**** SUPPLIED RECORDS

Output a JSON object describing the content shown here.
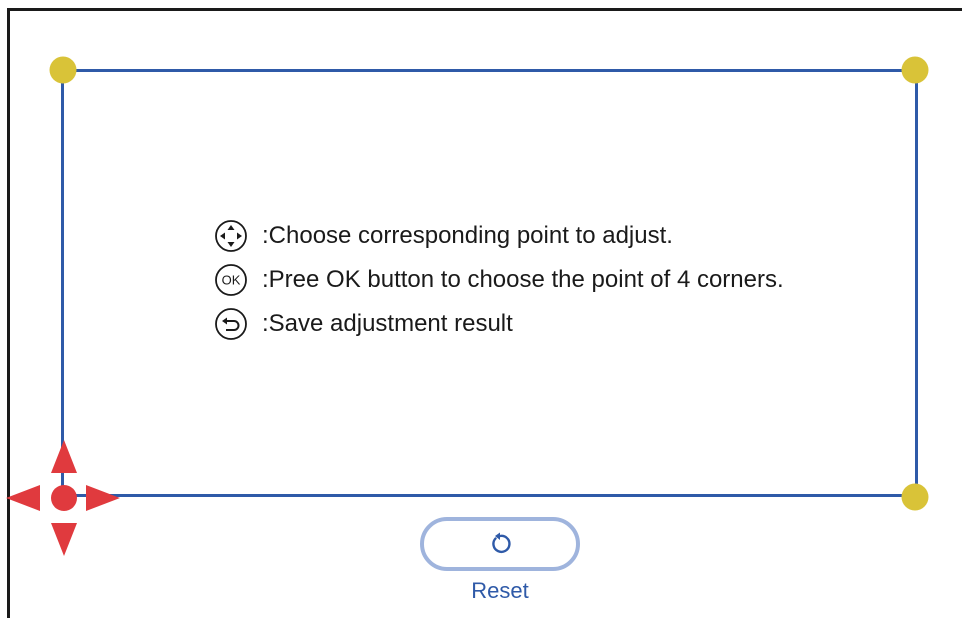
{
  "instructions": {
    "move": ":Choose corresponding point to adjust.",
    "ok": ":Pree OK button to choose the point of 4 corners.",
    "back": ":Save adjustment result"
  },
  "ok_icon_text": "OK",
  "reset": {
    "label": "Reset"
  },
  "colors": {
    "frame": "#2f5aa8",
    "corner": "#d9c338",
    "active_corner": "#e03a3e",
    "reset_border": "#9fb4dd"
  },
  "icons": {
    "move": "direction-pad-icon",
    "ok": "ok-button-icon",
    "back": "back-arrow-icon",
    "reset": "rotate-icon",
    "active": "move-arrows-icon"
  }
}
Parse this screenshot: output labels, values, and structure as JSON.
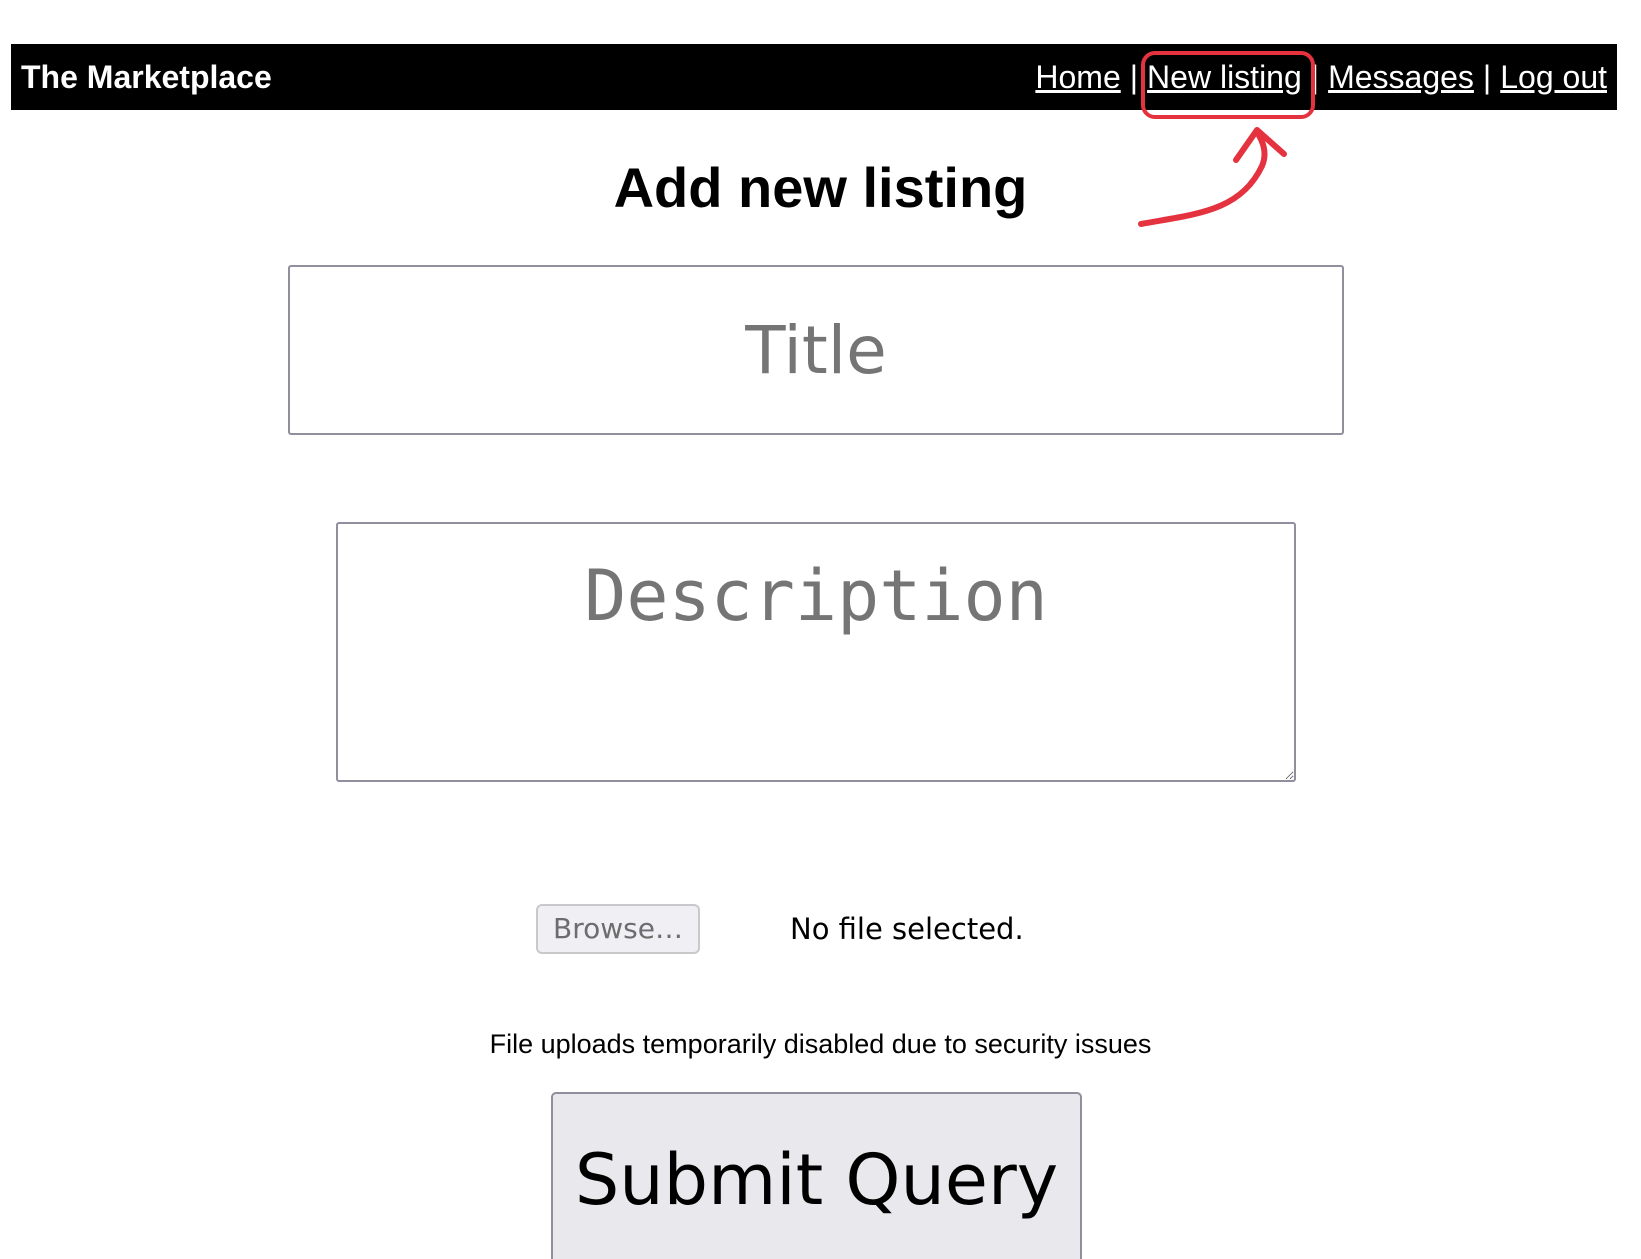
{
  "header": {
    "brand": "The Marketplace",
    "nav": {
      "home": "Home",
      "new_listing": "New listing",
      "messages": "Messages",
      "log_out": "Log out",
      "separator": "|"
    }
  },
  "main": {
    "heading": "Add new listing",
    "title_placeholder": "Title",
    "title_value": "",
    "description_placeholder": "Description",
    "description_value": "",
    "browse_label": "Browse…",
    "file_status": "No file selected.",
    "upload_note": "File uploads temporarily disabled due to security issues",
    "submit_label": "Submit Query"
  },
  "annotation": {
    "color": "#e5323f",
    "target": "New listing"
  },
  "colors": {
    "navbar_bg": "#000000",
    "navbar_text": "#ffffff",
    "submit_bg": "#e9e9ed"
  }
}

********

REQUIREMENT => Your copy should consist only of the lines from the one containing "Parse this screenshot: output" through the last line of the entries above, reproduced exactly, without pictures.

COMPLETED TASK =>
Parse this screenshot: output labels, values, and structure as JSON.
{
  "header": {
    "brand": "The Marketplace",
    "nav": {
      "home": "Home",
      "new_listing": "New listing",
      "messages": "Messages",
      "log_out": "Log out",
      "separator": "|"
    }
  },
  "main": {
    "heading": "Add new listing",
    "title_placeholder": "Title",
    "title_value": "",
    "description_placeholder": "Description",
    "description_value": "",
    "browse_label": "Browse…",
    "file_status": "No file selected.",
    "upload_note": "File uploads temporarily disabled due to security issues",
    "submit_label": "Submit Query"
  },
  "annotation": {
    "color": "#e5323f",
    "target": "New listing"
  },
  "colors": {
    "navbar_bg": "#000000",
    "navbar_text": "#ffffff",
    "submit_bg": "#e9e9ed"
  }
}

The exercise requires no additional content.